Ask 10-20 people – positive family, friends, co-workers, neighbors – to each write three detailed stories of how they see you add value and make a contribution to others. Pull the data together and identify themes of your own goodness, then create an essay or narrative of yourself that incorporates all that goodness. A new resource to re-right you when things get difficult.

8. Connect with others – in ways that are resonant, mutually respectful, appreciative, supportive, and playful, thus life-enhancing. It is scientifically correct to say: connection is essential for flourishing, whether in person or in imagination, every day, no matter what.

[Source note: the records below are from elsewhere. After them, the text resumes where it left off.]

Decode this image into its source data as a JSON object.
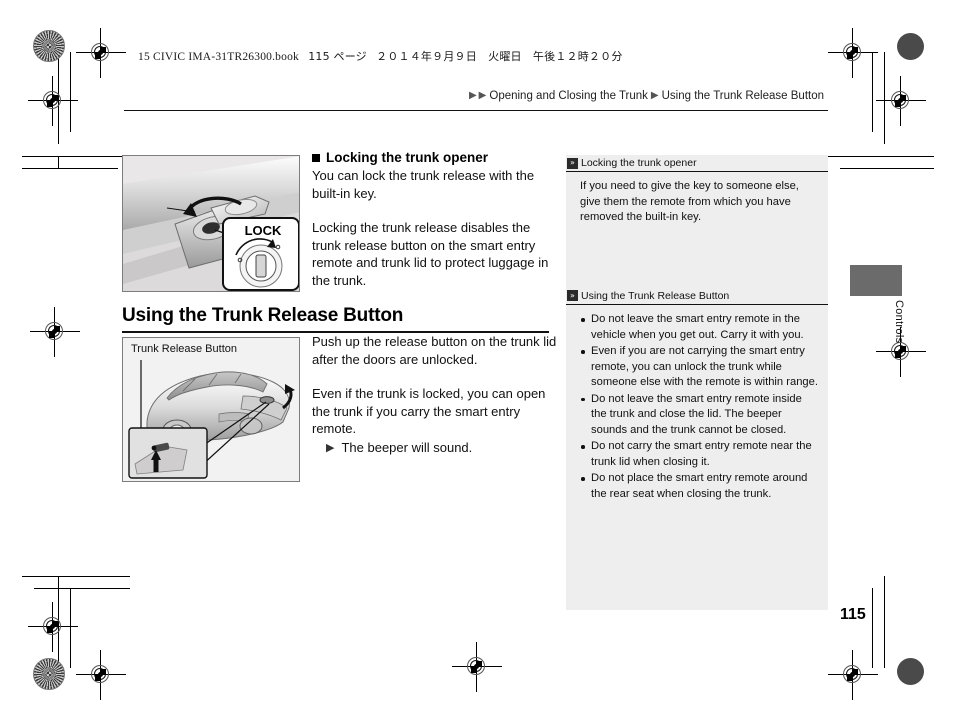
{
  "print_header": {
    "book_line_latin": "15 CIVIC IMA-31TR26300.book",
    "book_line_page": "115 ページ",
    "book_line_date": "２０１４年９月９日　火曜日　午後１２時２０分"
  },
  "breadcrumb": {
    "arrow_double_1": "▶",
    "arrow_double_2": "▶",
    "item1": "Opening and Closing the Trunk",
    "arrow_mid": "▶",
    "item2": "Using the Trunk Release Button"
  },
  "left_column": {
    "figure_lock": {
      "name": "trunk-lock-cylinder-illustration",
      "callout_label": "LOCK"
    },
    "figure_release": {
      "name": "trunk-release-button-illustration",
      "label": "Trunk Release Button"
    }
  },
  "main": {
    "subsection": {
      "heading": "Locking the trunk opener",
      "paragraph1": "You can lock the trunk release with the built-in key.",
      "paragraph2": "Locking the trunk release disables the trunk release button on the smart entry remote and trunk lid to protect luggage in the trunk."
    },
    "section": {
      "heading": "Using the Trunk Release Button",
      "paragraph1": "Push up the release button on the trunk lid after the doors are unlocked.",
      "paragraph2": "Even if the trunk is locked, you can open the trunk if you carry the smart entry remote.",
      "bullet_arrow": "▶",
      "bullet_text": "The beeper will sound."
    }
  },
  "sidebar": {
    "marker_glyph": "»",
    "section1": {
      "title": "Locking the trunk opener",
      "text": "If you need to give the key to someone else, give them the remote from which you have removed the built-in key."
    },
    "section2": {
      "title": "Using the Trunk Release Button",
      "bullets": [
        "Do not leave the smart entry remote in the vehicle when you get out. Carry it with you.",
        "Even if you are not carrying the smart entry remote, you can unlock the trunk while someone else with the remote is within range.",
        "Do not leave the smart entry remote inside the trunk and close the lid. The beeper sounds and the trunk cannot be closed.",
        "Do not carry the smart entry remote near the trunk lid when closing it.",
        "Do not place the smart entry remote around the rear seat when closing the trunk."
      ]
    }
  },
  "thumb_tab": {
    "label": "Controls",
    "color": "#6b6b6b"
  },
  "page_number": "115",
  "colors": {
    "sidebar_bg": "#eeeeee",
    "rule": "#111111",
    "figure_border": "#7d7d7d"
  }
}
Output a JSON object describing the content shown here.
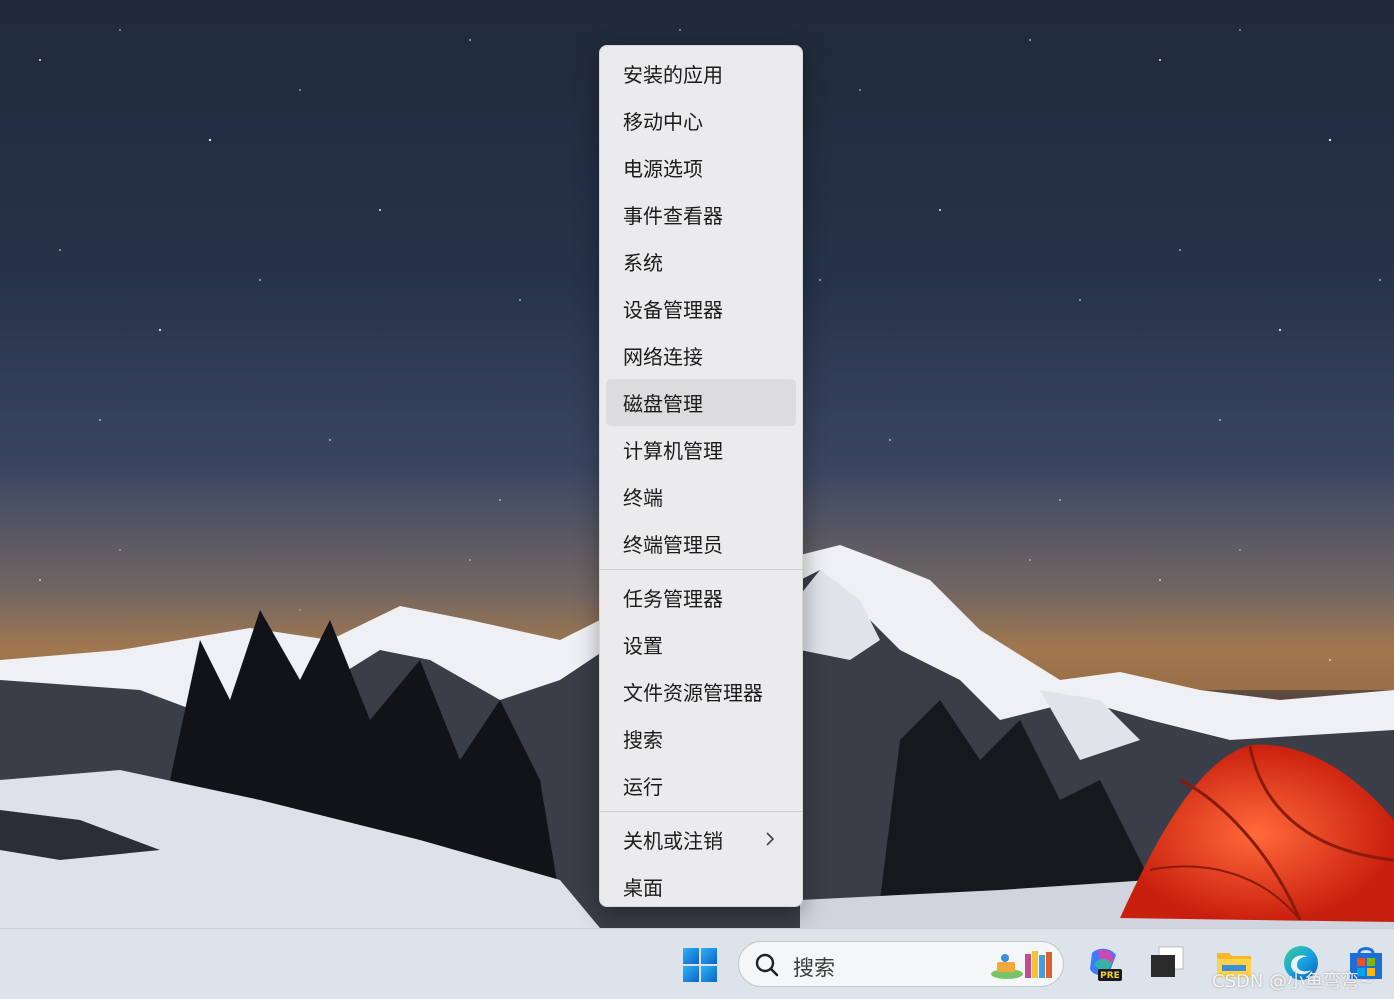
{
  "context_menu": {
    "groups": [
      [
        {
          "label": "安装的应用"
        },
        {
          "label": "移动中心"
        },
        {
          "label": "电源选项"
        },
        {
          "label": "事件查看器"
        },
        {
          "label": "系统"
        },
        {
          "label": "设备管理器"
        },
        {
          "label": "网络连接"
        },
        {
          "label": "磁盘管理"
        },
        {
          "label": "计算机管理"
        },
        {
          "label": "终端"
        },
        {
          "label": "终端管理员"
        }
      ],
      [
        {
          "label": "任务管理器"
        },
        {
          "label": "设置"
        },
        {
          "label": "文件资源管理器"
        },
        {
          "label": "搜索"
        },
        {
          "label": "运行"
        }
      ],
      [
        {
          "label": "关机或注销"
        },
        {
          "label": "桌面"
        }
      ]
    ],
    "hovered_item": "磁盘管理"
  },
  "taskbar": {
    "search_placeholder": "搜索",
    "pinned_icons": [
      "windows-start-icon",
      "copilot-pre-icon",
      "task-view-icon",
      "file-explorer-icon",
      "edge-icon",
      "microsoft-store-icon"
    ]
  },
  "watermark": "CSDN @小鱼弯弯~",
  "colors": {
    "menu_bg": "#ebebed",
    "menu_hover": "#dcdcde",
    "taskbar_bg": "#dde3ea",
    "windows_blue": "#0a78d7",
    "tent_red": "#e8331b"
  }
}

9. Connect with nature – studies show spending time outdoors makes you smarter as well as happier.

10. Mindfulness – here as acceptance rather than analysis. Focus attention on your breathing, becoming present to experience in the moment, then noticing with awareness and acceptance the thoughts and feelings that arise, as they inevitably will, naming them with a light touch, and then returning awareness to the breath, becoming present again to the experience of the moment. Again and again, noticing how the mind works, how presence feels.

11.  – to generate openness, trust, and love. Evoke a feeling of love and kindness where it’s easy (child, best friend, pet) then extend that feeling to yourself, to others.

12. Create a positivity portfolio as James Pawelski did in Stories to Learn From. Collect reminders that evoke each of the ten emotions that Frederickson has researched into its own portfolio – photos, e-mails, letters, objects to create a joy portfolio, a gratitude portfolio, a serenity portfolio, etc. Make the portfolio small enough that you can carry it with you and pull out during the day as you need to, to remind yourself of your own strengths and positive traits. Carry a different portfolio every day to keep them fresh and potent, not a habitual routine that is too easily forgotten.

You can also use tools in the resources below to assess your own positivity ratio and measure its change over time.


Barbara Frederickson, Positivity: Groundbreaking Research Reveals How to Embrace the Hidden Strength of Positive Emotions, Overcome Negativity, and Thrive (New York: Crown Publishers, 2012).

Positivity is well-written, with its own wealth of resources and tools to take further steps to increase your positivity ratio. The science is easily accessible; the book provides a fascinating window into how good psychological research is done. You can also access the book’s website:


You can take a two-minute online test to assess your own positivity ratio, and access many tools to improve it.

Another resource:

“The Emotion Revolution: Harnessing Mind, Body and Soul in the Consulting Room” webinar, sponsored by the Psychotherapy Networker, begins Wednesday, July 25, 2012. Cutting-edge thinkers: Sue Johnson, Joan Klagsbrun, Jay Efran, Rick Hanson, Ron Potter-Efron, Diana Fosha. To register: click here.